++++ Available data
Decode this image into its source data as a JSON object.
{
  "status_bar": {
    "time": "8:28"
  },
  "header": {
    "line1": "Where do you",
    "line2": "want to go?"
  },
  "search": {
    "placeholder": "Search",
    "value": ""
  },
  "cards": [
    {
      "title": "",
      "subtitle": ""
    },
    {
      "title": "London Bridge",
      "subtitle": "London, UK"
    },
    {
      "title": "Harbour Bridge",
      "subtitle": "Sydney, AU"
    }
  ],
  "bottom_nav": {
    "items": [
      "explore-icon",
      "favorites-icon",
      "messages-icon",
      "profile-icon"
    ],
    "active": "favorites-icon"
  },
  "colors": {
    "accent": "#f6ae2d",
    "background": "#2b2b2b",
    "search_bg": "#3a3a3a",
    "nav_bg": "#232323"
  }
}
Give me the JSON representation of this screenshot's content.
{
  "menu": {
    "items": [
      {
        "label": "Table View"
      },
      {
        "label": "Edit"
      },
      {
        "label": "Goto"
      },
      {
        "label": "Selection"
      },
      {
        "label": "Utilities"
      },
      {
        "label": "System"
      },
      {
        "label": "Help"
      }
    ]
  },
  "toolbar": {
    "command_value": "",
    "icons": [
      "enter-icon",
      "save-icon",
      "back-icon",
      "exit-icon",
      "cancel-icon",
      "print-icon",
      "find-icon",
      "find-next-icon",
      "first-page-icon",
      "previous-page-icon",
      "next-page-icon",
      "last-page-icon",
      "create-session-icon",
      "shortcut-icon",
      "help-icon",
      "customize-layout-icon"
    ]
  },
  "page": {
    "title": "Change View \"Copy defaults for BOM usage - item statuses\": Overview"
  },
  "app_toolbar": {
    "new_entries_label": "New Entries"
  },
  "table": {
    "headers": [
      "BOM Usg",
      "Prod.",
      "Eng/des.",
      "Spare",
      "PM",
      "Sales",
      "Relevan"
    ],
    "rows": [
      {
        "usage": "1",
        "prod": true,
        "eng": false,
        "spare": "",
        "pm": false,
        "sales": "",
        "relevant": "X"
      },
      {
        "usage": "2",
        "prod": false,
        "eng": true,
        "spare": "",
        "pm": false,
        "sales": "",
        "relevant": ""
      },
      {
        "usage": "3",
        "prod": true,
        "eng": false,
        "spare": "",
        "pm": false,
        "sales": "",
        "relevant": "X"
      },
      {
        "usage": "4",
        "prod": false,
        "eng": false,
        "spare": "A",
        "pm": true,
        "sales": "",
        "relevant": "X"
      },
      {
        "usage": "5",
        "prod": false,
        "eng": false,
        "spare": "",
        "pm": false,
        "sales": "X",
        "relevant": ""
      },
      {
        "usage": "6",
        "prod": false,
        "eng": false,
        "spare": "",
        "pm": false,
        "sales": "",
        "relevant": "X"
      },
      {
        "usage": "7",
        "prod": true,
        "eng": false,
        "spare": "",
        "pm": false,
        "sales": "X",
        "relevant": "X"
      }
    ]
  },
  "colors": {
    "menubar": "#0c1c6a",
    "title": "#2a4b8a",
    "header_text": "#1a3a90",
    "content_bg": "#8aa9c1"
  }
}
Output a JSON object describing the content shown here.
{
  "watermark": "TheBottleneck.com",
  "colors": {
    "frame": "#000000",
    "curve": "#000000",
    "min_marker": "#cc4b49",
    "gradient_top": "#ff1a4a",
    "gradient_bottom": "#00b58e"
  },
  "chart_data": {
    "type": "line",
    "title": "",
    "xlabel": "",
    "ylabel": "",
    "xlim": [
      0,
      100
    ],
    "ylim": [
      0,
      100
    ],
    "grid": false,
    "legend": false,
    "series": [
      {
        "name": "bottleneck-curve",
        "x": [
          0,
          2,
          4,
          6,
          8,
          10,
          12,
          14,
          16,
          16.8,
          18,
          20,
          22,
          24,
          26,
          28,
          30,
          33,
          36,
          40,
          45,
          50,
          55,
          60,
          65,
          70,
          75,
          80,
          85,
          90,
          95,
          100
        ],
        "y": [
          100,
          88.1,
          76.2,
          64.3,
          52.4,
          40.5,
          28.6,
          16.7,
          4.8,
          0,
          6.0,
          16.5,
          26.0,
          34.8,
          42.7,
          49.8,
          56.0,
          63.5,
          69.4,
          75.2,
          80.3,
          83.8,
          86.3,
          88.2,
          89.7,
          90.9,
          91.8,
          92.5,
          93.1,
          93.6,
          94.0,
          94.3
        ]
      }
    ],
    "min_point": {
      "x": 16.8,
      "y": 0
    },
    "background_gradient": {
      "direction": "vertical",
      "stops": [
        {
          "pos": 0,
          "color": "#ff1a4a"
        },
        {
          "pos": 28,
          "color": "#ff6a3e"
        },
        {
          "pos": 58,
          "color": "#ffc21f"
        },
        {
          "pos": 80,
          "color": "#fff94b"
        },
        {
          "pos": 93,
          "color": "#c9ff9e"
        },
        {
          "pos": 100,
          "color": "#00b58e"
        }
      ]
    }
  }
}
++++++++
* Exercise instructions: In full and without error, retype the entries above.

* Solution to this problem:
Decode this image into its source data as a JSON object.
{
  "status_bar": {
    "time": "8:28"
  },
  "header": {
    "line1": "Where do you",
    "line2": "want to go?"
  },
  "search": {
    "placeholder": "Search",
    "value": ""
  },
  "cards": [
    {
      "title": "",
      "subtitle": ""
    },
    {
      "title": "London Bridge",
      "subtitle": "London, UK"
    },
    {
      "title": "Harbour Bridge",
      "subtitle": "Sydney, AU"
    }
  ],
  "bottom_nav": {
    "items": [
      "explore-icon",
      "favorites-icon",
      "messages-icon",
      "profile-icon"
    ],
    "active": "favorites-icon"
  },
  "colors": {
    "accent": "#f6ae2d",
    "background": "#2b2b2b",
    "search_bg": "#3a3a3a",
    "nav_bg": "#232323"
  }
}
Give me the JSON representation of this screenshot's content.
{
  "menu": {
    "items": [
      {
        "label": "Table View"
      },
      {
        "label": "Edit"
      },
      {
        "label": "Goto"
      },
      {
        "label": "Selection"
      },
      {
        "label": "Utilities"
      },
      {
        "label": "System"
      },
      {
        "label": "Help"
      }
    ]
  },
  "toolbar": {
    "command_value": "",
    "icons": [
      "enter-icon",
      "save-icon",
      "back-icon",
      "exit-icon",
      "cancel-icon",
      "print-icon",
      "find-icon",
      "find-next-icon",
      "first-page-icon",
      "previous-page-icon",
      "next-page-icon",
      "last-page-icon",
      "create-session-icon",
      "shortcut-icon",
      "help-icon",
      "customize-layout-icon"
    ]
  },
  "page": {
    "title": "Change View \"Copy defaults for BOM usage - item statuses\": Overview"
  },
  "app_toolbar": {
    "new_entries_label": "New Entries"
  },
  "table": {
    "headers": [
      "BOM Usg",
      "Prod.",
      "Eng/des.",
      "Spare",
      "PM",
      "Sales",
      "Relevan"
    ],
    "rows": [
      {
        "usage": "1",
        "prod": true,
        "eng": false,
        "spare": "",
        "pm": false,
        "sales": "",
        "relevant": "X"
      },
      {
        "usage": "2",
        "prod": false,
        "eng": true,
        "spare": "",
        "pm": false,
        "sales": "",
        "relevant": ""
      },
      {
        "usage": "3",
        "prod": true,
        "eng": false,
        "spare": "",
        "pm": false,
        "sales": "",
        "relevant": "X"
      },
      {
        "usage": "4",
        "prod": false,
        "eng": false,
        "spare": "A",
        "pm": true,
        "sales": "",
        "relevant": "X"
      },
      {
        "usage": "5",
        "prod": false,
        "eng": false,
        "spare": "",
        "pm": false,
        "sales": "X",
        "relevant": ""
      },
      {
        "usage": "6",
        "prod": false,
        "eng": false,
        "spare": "",
        "pm": false,
        "sales": "",
        "relevant": "X"
      },
      {
        "usage": "7",
        "prod": true,
        "eng": false,
        "spare": "",
        "pm": false,
        "sales": "X",
        "relevant": "X"
      }
    ]
  },
  "colors": {
    "menubar": "#0c1c6a",
    "title": "#2a4b8a",
    "header_text": "#1a3a90",
    "content_bg": "#8aa9c1"
  }
}
Output a JSON object describing the content shown here.
{
  "watermark": "TheBottleneck.com",
  "colors": {
    "frame": "#000000",
    "curve": "#000000",
    "min_marker": "#cc4b49",
    "gradient_top": "#ff1a4a",
    "gradient_bottom": "#00b58e"
  },
  "chart_data": {
    "type": "line",
    "title": "",
    "xlabel": "",
    "ylabel": "",
    "xlim": [
      0,
      100
    ],
    "ylim": [
      0,
      100
    ],
    "grid": false,
    "legend": false,
    "series": [
      {
        "name": "bottleneck-curve",
        "x": [
          0,
          2,
          4,
          6,
          8,
          10,
          12,
          14,
          16,
          16.8,
          18,
          20,
          22,
          24,
          26,
          28,
          30,
          33,
          36,
          40,
          45,
          50,
          55,
          60,
          65,
          70,
          75,
          80,
          85,
          90,
          95,
          100
        ],
        "y": [
          100,
          88.1,
          76.2,
          64.3,
          52.4,
          40.5,
          28.6,
          16.7,
          4.8,
          0,
          6.0,
          16.5,
          26.0,
          34.8,
          42.7,
          49.8,
          56.0,
          63.5,
          69.4,
          75.2,
          80.3,
          83.8,
          86.3,
          88.2,
          89.7,
          90.9,
          91.8,
          92.5,
          93.1,
          93.6,
          94.0,
          94.3
        ]
      }
    ],
    "min_point": {
      "x": 16.8,
      "y": 0
    },
    "background_gradient": {
      "direction": "vertical",
      "stops": [
        {
          "pos": 0,
          "color": "#ff1a4a"
        },
        {
          "pos": 28,
          "color": "#ff6a3e"
        },
        {
          "pos": 58,
          "color": "#ffc21f"
        },
        {
          "pos": 80,
          "color": "#fff94b"
        },
        {
          "pos": 93,
          "color": "#c9ff9e"
        },
        {
          "pos": 100,
          "color": "#00b58e"
        }
      ]
    }
  }
}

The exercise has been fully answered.